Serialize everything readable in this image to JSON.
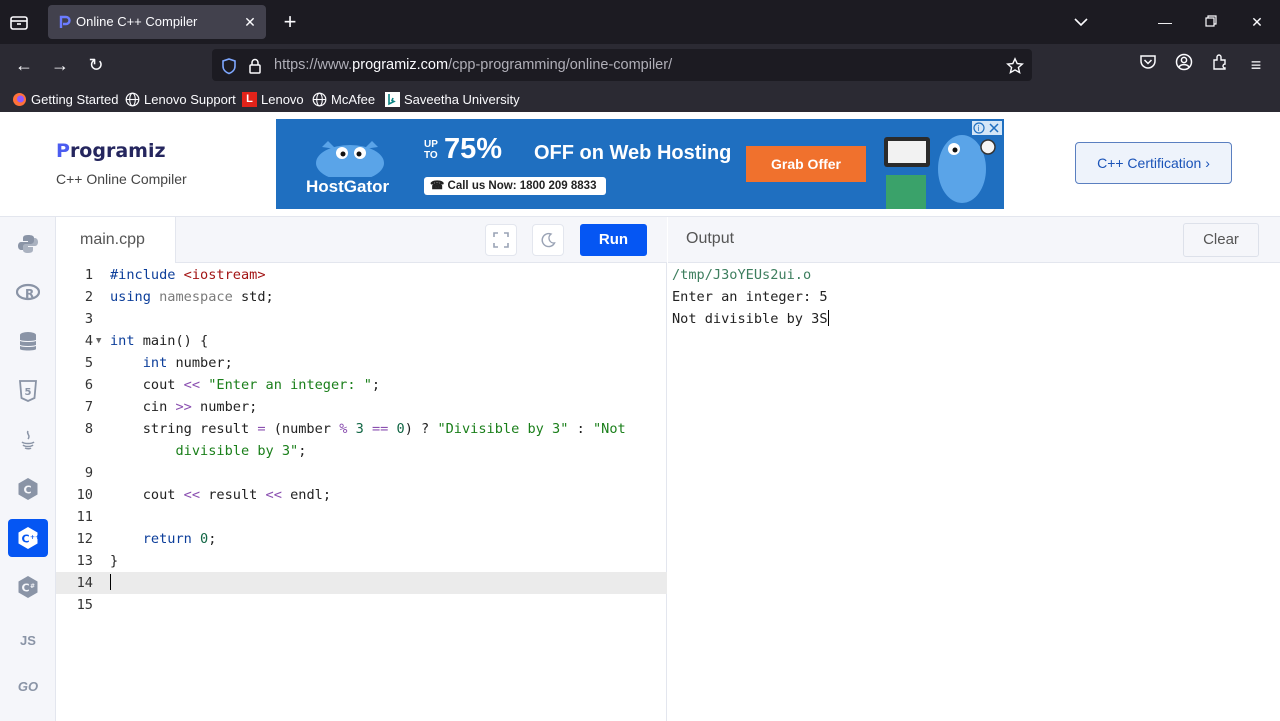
{
  "browser": {
    "tab_title": "Online C++ Compiler",
    "url_scheme_host_prefix": "https://www.",
    "url_host": "programiz.com",
    "url_path": "/cpp-programming/online-compiler/",
    "bookmarks": [
      "Getting Started",
      "Lenovo Support",
      "Lenovo",
      "McAfee",
      "Saveetha University"
    ]
  },
  "header": {
    "logo_letter": "P",
    "logo_rest": "rogramiz",
    "subtitle": "C++ Online Compiler",
    "cert_button": "C++ Certification ›"
  },
  "ad": {
    "up_to": "UP\nTO",
    "percent": "75%",
    "offer": "OFF on Web Hosting",
    "brand": "HostGator",
    "call": "Call us Now: 1800 209 8833",
    "cta": "Grab Offer"
  },
  "languages": [
    "python",
    "r",
    "sql",
    "html",
    "java",
    "c",
    "cpp",
    "csharp",
    "js",
    "go"
  ],
  "languages_labels": {
    "js": "JS",
    "go": "GO"
  },
  "editor": {
    "file_name": "main.cpp",
    "run_label": "Run",
    "active_line": 14,
    "lines": [
      {
        "n": "1",
        "html": "<span class=\"kw\">#include</span> <span class=\"inc\">&lt;iostream&gt;</span>"
      },
      {
        "n": "2",
        "html": "<span class=\"kw\">using</span> <span class=\"kw2\">namespace</span> std;"
      },
      {
        "n": "3",
        "html": ""
      },
      {
        "n": "4",
        "html": "<span class=\"kw\">int</span> main() {",
        "fold": true
      },
      {
        "n": "5",
        "html": "    <span class=\"kw\">int</span> number;"
      },
      {
        "n": "6",
        "html": "    cout <span class=\"op\">&lt;&lt;</span> <span class=\"str\">\"Enter an integer: \"</span>;"
      },
      {
        "n": "7",
        "html": "    cin <span class=\"op\">&gt;&gt;</span> number;"
      },
      {
        "n": "8",
        "html": "    string result <span class=\"op\">=</span> (number <span class=\"op\">%</span> <span class=\"num\">3</span> <span class=\"op\">==</span> <span class=\"num\">0</span>) ? <span class=\"str\">\"Divisible by 3\"</span> : <span class=\"str\">\"Not</span>"
      },
      {
        "n": "",
        "html": "        <span class=\"str\">divisible by 3\"</span>;"
      },
      {
        "n": "9",
        "html": ""
      },
      {
        "n": "10",
        "html": "    cout <span class=\"op\">&lt;&lt;</span> result <span class=\"op\">&lt;&lt;</span> endl;"
      },
      {
        "n": "11",
        "html": ""
      },
      {
        "n": "12",
        "html": "    <span class=\"kw\">return</span> <span class=\"num\">0</span>;"
      },
      {
        "n": "13",
        "html": "}"
      },
      {
        "n": "14",
        "html": ""
      },
      {
        "n": "15",
        "html": ""
      }
    ]
  },
  "output": {
    "title": "Output",
    "clear_label": "Clear",
    "lines": [
      "/tmp/J3oYEUs2ui.o",
      "Enter an integer: 5",
      "Not divisible by 3S"
    ]
  },
  "colors": {
    "accent": "#0556f3",
    "chrome_dark": "#1c1b22",
    "chrome": "#2b2a33"
  }
}
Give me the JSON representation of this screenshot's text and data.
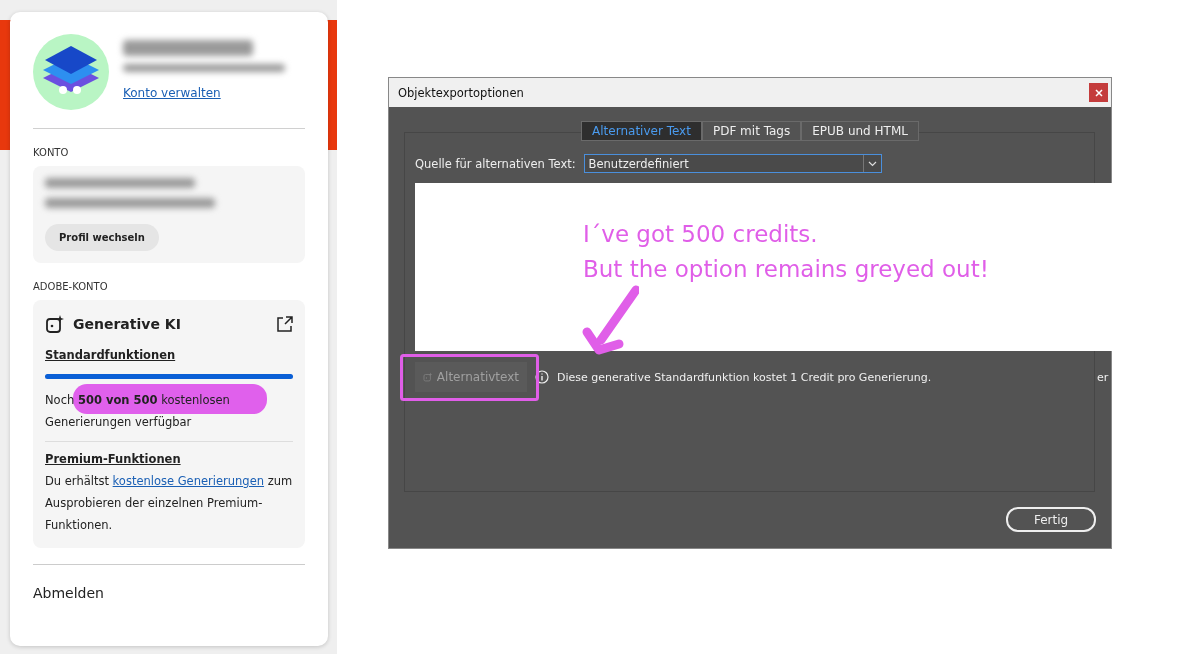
{
  "account_panel": {
    "manage_link": "Konto verwalten",
    "konto": {
      "heading": "KONTO",
      "switch_button": "Profil wechseln"
    },
    "adobe_konto": {
      "heading": "ADOBE-KONTO",
      "card_title": "Generative KI",
      "standard": {
        "heading": "Standardfunktionen",
        "level": 1,
        "text": "Noch **500 von 500** kostenlosen Generierungen verfügbar",
        "highlighted": true
      },
      "premium": {
        "heading": "Premium-Funktionen",
        "text_before": "Du erhältst",
        "link": "kostenlose Generierungen",
        "text_after": "zum Ausprobieren der einzelnen Premium-Funktionen."
      }
    },
    "sign_out": "Abmelden"
  },
  "dialog": {
    "title": "Objektexportoptionen",
    "tabs": [
      {
        "label": "Alternativer Text",
        "selected": true
      },
      {
        "label": "PDF mit Tags",
        "selected": false
      },
      {
        "label": "EPUB und HTML",
        "selected": false
      }
    ],
    "source_label": "Quelle für alternativen Text:",
    "source_value": "Benutzerdefiniert",
    "alt_button": {
      "label": "Alternativtext",
      "disabled": true
    },
    "info": "Diese generative Standardfunktion kostet 1 Credit pro Generierung.",
    "cut_text": "er",
    "done_button": "Fertig"
  },
  "annotation": {
    "lines": [
      "I´ve got 500 credits.",
      "But the option remains greyed out!"
    ]
  }
}
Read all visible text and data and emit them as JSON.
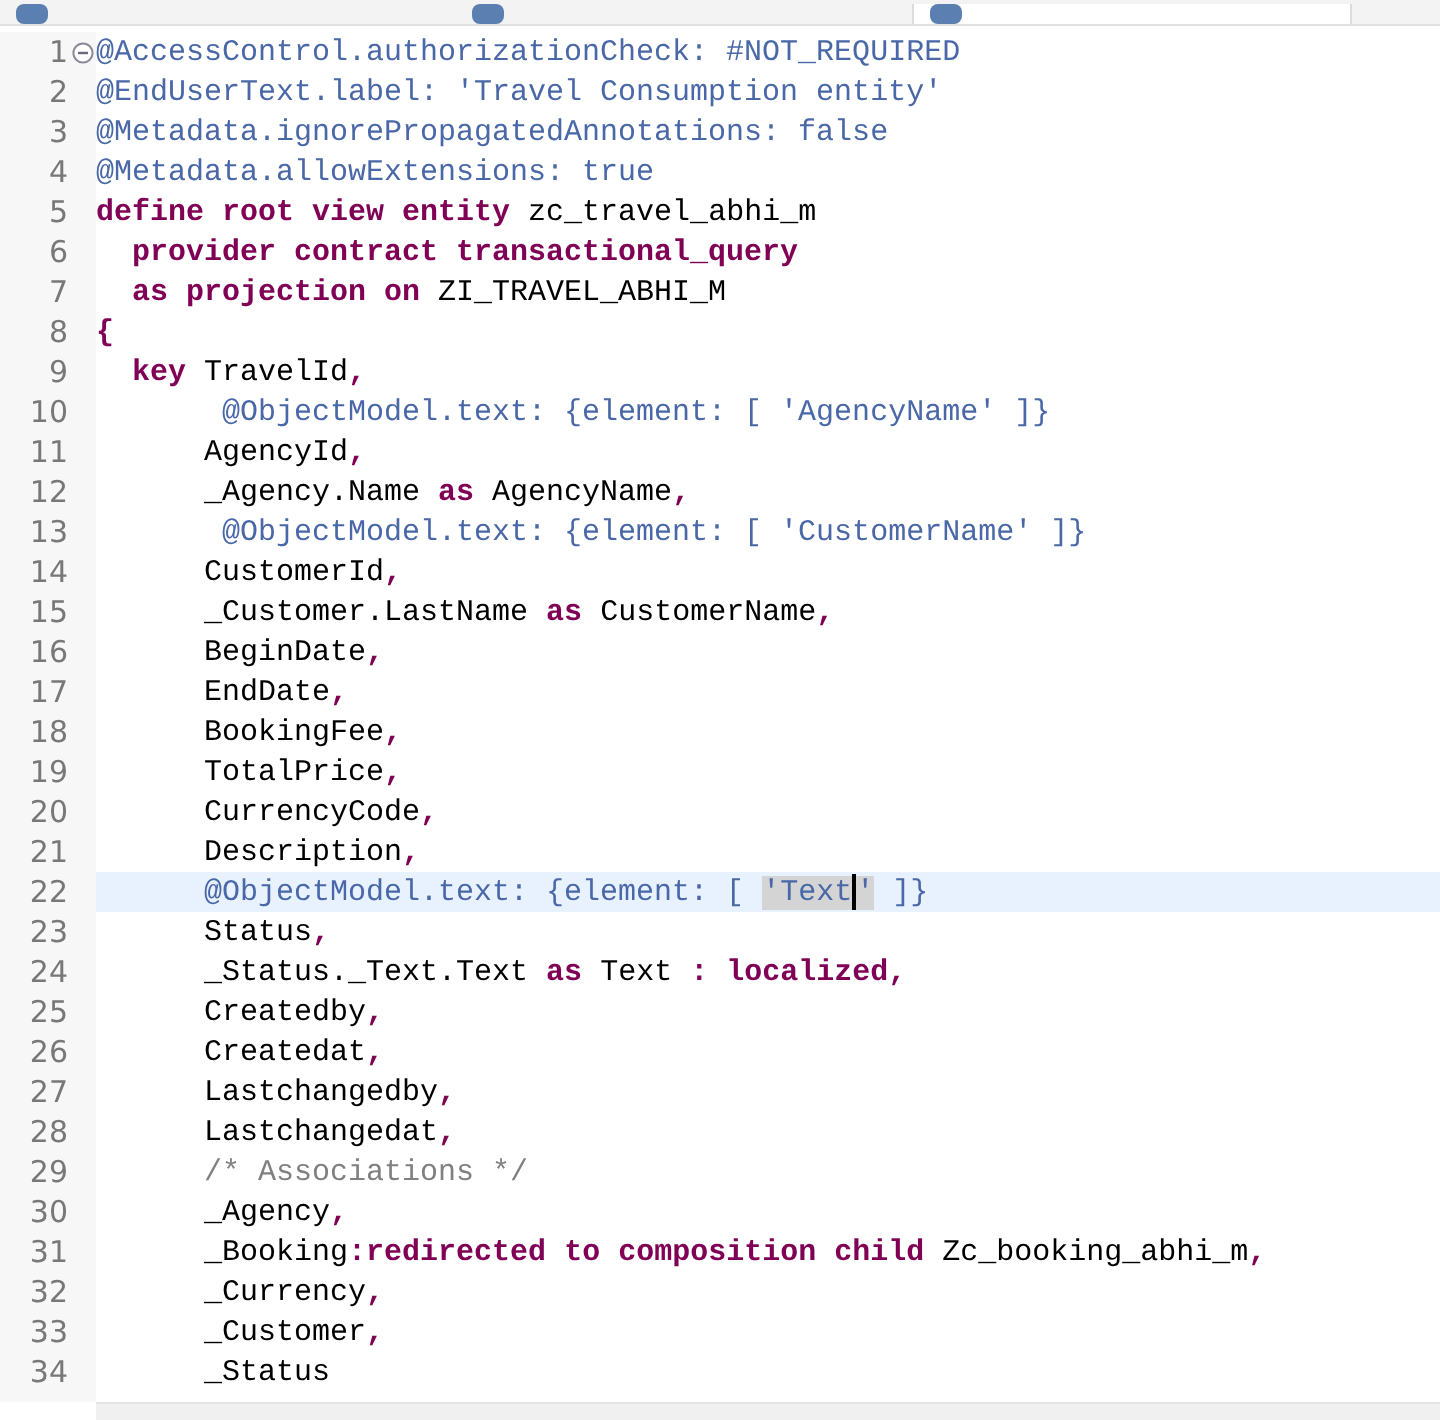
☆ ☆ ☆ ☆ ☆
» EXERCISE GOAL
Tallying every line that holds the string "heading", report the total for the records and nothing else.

» EXERCISE SOLUTION
4